“Women” doesn’t include all women, at least according to the media’s latest coverage of abortion.
On May 4, Iowa Governor Kim Reynolds (R) signed into law a ban on abortion if there’s a detectable fetal heartbeat, or around six weeks into pregnancy. Although the law makes exceptions for rape, incest, fetal abnormalities and life of the mother, news sites recognized it as the “most restrictive” abortion ban in America. They also warned of a possible “nightmare for women” – “women” minus those who identify as pro-life.
Though a woman signed the bill, many in the media framed the legislation as an attack on “women.”
In an NBC News op-ed, writer Maureen Shaw concluded that “Women’s lives and health do not matter to Iowa’s Republican legislature or governor.” She called the law’s potential to later overturn Roe v. Wade, the 1973 Supreme Court case that legalized abortion, a “dystopian nightmare for women.”
But who are these “women”?
It wasn’t Gov. Reynolds, who argued, “[I]f death is determined when a heart stops beating, then doesn’t a beating heart indicate life?”
March for Life President Jeanne Mancini didn’t fit the description either, as she applauded Iowa for recognizing “personhood has inherent dignity from the moment of conception.”
Susan B. Anthony List President Marjorie Dannenfelser also doesn’t qualify, as she stands with Gov. Reynolds for “advancing legislation that recognizes the humanity of the unborn child.”
But if by “women” Shaw exclusively meant “writers for online women’s news sites,” she would be correct.

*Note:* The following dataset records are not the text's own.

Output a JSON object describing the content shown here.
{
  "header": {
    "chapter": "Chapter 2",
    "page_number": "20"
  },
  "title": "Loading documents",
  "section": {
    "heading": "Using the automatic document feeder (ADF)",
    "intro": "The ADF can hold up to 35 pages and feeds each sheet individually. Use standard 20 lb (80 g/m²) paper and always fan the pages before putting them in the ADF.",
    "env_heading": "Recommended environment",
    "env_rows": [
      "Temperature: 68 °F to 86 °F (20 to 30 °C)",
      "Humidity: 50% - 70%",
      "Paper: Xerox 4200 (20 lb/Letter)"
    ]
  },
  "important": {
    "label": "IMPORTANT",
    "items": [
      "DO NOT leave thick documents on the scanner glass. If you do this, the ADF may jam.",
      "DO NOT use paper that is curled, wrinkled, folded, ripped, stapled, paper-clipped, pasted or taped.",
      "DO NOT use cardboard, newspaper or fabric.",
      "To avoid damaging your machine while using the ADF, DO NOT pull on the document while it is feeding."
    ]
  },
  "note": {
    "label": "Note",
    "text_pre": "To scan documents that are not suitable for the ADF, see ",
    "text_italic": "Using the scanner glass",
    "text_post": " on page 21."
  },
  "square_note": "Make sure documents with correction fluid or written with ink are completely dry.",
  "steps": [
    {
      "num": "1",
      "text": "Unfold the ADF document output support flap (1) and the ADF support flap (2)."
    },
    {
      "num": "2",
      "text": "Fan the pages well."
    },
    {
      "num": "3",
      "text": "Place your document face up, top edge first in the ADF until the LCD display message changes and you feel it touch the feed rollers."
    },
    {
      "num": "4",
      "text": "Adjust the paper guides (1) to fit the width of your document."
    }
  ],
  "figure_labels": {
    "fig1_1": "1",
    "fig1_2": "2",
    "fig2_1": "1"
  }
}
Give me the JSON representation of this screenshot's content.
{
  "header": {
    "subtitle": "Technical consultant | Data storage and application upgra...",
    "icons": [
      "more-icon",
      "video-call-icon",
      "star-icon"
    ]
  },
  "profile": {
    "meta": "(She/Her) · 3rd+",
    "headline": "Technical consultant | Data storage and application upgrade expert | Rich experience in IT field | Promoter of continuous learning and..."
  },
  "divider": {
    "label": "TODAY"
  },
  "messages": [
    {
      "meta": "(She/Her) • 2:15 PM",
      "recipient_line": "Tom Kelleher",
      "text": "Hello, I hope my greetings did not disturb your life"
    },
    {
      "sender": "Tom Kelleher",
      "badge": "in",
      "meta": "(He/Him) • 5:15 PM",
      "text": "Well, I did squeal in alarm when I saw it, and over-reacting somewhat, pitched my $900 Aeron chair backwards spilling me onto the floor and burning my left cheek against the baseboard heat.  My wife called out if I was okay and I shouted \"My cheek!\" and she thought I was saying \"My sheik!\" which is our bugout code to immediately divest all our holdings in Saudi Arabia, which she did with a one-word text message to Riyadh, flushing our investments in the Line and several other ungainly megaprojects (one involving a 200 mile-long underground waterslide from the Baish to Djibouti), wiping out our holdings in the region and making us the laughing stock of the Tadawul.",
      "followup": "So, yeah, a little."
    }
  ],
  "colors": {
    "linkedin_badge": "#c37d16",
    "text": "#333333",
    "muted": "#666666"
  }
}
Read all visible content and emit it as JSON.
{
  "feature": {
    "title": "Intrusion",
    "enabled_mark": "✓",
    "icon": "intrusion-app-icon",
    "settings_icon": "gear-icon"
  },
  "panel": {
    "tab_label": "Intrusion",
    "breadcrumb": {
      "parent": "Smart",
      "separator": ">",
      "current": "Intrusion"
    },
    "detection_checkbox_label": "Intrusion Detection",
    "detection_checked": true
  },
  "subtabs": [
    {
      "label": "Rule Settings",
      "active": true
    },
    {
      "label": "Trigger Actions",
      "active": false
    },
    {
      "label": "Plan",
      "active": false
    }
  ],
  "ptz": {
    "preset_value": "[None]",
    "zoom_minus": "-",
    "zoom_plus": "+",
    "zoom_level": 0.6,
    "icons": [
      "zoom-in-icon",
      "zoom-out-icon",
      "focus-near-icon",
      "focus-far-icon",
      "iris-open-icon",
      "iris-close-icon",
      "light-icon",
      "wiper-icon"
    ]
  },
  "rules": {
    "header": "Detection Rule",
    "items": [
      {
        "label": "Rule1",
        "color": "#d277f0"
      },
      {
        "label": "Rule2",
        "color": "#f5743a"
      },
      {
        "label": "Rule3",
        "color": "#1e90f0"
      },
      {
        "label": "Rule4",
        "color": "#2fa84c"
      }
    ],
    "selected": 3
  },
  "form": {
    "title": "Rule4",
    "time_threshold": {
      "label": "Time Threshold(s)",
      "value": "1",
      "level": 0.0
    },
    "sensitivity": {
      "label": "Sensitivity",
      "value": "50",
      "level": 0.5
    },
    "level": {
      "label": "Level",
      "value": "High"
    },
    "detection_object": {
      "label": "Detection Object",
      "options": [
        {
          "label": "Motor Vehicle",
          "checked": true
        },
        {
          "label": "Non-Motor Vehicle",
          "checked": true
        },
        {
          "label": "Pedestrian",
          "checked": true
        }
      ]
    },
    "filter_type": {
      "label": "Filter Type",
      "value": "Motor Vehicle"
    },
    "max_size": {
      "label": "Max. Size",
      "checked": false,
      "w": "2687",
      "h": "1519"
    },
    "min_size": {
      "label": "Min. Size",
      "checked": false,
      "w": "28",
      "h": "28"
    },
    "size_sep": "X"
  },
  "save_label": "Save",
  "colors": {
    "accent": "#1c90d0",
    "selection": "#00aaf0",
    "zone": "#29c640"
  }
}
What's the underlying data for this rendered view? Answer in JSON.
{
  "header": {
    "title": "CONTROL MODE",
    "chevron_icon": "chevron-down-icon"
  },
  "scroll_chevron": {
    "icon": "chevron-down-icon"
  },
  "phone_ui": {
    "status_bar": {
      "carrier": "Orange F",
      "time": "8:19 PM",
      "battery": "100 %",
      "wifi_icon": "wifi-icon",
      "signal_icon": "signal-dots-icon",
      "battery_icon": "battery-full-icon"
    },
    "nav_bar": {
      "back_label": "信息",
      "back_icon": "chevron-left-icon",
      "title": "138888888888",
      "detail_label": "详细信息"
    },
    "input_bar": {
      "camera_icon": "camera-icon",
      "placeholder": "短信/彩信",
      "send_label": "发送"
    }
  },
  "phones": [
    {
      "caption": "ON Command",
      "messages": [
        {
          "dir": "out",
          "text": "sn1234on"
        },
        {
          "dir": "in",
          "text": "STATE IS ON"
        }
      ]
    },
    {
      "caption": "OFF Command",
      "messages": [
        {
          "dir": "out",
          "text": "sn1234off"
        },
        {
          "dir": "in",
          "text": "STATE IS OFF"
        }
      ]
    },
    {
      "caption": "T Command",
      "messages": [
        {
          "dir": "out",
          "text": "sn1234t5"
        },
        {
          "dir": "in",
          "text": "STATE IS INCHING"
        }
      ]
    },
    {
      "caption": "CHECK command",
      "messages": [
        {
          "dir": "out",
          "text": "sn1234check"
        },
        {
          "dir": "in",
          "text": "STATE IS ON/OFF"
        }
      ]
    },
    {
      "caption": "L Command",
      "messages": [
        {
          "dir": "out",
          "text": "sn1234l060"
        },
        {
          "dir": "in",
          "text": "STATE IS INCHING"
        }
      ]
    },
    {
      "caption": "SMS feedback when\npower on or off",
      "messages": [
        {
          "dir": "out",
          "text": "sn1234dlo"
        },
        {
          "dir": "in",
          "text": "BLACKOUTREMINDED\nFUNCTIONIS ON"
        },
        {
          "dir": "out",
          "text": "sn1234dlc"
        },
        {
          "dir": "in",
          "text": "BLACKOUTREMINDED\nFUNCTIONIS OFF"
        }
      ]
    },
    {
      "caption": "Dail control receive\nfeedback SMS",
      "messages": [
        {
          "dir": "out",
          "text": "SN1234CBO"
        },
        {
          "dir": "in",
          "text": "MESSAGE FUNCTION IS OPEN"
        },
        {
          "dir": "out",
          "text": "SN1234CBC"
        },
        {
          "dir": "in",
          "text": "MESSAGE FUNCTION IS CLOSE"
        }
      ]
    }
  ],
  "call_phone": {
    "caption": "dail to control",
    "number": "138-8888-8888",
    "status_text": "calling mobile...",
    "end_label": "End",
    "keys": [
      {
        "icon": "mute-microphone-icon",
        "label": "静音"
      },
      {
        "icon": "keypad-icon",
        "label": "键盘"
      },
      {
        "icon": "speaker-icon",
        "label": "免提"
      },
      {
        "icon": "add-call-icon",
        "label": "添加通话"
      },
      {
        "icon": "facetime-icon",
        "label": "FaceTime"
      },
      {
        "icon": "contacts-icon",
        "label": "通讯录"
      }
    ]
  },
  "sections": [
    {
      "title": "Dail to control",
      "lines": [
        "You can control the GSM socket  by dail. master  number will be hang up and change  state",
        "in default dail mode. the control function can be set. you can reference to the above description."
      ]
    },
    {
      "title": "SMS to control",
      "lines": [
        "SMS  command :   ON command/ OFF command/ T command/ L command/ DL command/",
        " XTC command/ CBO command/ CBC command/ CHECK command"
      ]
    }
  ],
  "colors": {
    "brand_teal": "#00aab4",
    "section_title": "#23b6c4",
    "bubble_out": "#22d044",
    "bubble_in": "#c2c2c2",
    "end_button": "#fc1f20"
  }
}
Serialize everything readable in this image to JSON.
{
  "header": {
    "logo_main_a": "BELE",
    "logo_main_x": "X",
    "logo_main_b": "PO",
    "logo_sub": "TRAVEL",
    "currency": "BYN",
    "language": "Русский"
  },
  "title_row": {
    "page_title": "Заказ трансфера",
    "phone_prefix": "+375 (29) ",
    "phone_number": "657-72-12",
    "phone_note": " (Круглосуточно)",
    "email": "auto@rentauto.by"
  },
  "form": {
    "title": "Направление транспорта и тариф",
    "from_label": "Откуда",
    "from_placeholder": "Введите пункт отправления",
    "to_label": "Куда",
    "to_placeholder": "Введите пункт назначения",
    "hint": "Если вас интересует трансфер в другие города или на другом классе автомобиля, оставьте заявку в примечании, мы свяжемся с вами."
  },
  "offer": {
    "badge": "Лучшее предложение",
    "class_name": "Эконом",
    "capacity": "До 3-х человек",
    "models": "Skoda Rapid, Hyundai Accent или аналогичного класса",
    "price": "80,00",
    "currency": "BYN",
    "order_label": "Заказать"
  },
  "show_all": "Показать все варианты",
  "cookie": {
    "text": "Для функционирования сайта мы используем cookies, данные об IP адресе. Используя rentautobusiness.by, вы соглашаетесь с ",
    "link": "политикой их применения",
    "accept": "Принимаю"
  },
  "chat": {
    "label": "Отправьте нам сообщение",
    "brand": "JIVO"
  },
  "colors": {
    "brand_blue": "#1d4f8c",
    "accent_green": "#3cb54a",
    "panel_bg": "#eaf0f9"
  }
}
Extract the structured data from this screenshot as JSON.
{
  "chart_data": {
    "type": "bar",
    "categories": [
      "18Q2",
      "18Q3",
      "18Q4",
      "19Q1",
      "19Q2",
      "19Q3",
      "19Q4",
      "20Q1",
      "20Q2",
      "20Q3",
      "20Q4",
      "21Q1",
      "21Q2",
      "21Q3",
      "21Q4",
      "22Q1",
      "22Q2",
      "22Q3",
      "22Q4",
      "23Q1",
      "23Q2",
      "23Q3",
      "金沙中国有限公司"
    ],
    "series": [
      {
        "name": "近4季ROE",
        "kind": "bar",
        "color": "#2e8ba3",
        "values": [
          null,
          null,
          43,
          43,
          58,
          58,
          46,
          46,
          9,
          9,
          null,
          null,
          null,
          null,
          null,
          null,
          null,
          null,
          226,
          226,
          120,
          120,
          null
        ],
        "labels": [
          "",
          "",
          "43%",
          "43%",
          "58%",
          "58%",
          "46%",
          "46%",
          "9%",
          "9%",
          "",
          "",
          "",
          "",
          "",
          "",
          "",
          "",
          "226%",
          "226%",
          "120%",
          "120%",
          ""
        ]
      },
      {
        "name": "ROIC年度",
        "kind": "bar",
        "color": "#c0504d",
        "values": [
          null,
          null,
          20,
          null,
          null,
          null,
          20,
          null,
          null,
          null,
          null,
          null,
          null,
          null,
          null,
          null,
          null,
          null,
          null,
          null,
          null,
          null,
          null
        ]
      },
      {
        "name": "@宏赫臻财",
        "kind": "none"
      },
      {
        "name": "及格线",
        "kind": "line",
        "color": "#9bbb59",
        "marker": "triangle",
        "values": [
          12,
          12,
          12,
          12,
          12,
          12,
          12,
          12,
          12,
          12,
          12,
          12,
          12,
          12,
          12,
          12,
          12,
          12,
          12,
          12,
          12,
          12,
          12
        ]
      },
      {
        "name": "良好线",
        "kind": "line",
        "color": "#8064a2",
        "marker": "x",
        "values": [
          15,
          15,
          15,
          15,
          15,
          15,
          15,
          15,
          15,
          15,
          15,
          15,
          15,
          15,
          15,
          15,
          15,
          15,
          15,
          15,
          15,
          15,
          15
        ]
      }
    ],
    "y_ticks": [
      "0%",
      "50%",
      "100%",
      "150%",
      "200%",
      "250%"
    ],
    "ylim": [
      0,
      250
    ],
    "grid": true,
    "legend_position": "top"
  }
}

For Refinery29, writer Andrea González-Ramírez covered the “latest attack against a woman’s right to choose” while The Cut senior writer Gabriella Paiella warned the bill “could have seriously adverse repercussions for Iowa women.”
“Basically, if you were planning to move to Iowa in the near future, you might want to reconsider,” added Marie Claire editorial fellow Alex Warner. “Maybe somewhere where your state politicians will actually take women’s rights into consideration?”
This isn’t the first time pro-life women have been excluded from the term “women.” When the Women’s March began in 2016, the organizers made clear that pro-life women weren’t welcome to officially participate – by removing women-led pro-life groups from the partner list.
Like media figures, leaders of abortion organizations also exclude pro-life women when talking about women.
NARAL President Ilyse Hogue called the bill signing a “sad day for women and families in Iowa” in a statement to Refinery29, while Planned Parenthood Executive Vice President Dawn Laguens told Teen Vogue in another statement that “Politicians in Iowa are hell bent on controlling women’s bodies.”
In a May 8 interview with Democracy Now!, former Planned Parenthood President Cecile Richards found herself “shocked” that Gov. Reynolds “signed this bill,” and added that “this is going to have an impact this November.”
“That’s why women are turning out in droves,” Richards said, “because they understand that their – their rights, as well as affordable healthcare, are under attack.”
Yes, women’s rights are “under attack.” But not in the way she thinks. If only she and those in the media would take a moment to contemplate that pro-life women champion women’s rights too. It’s just that their definition of “women” includes baby girls in the womb.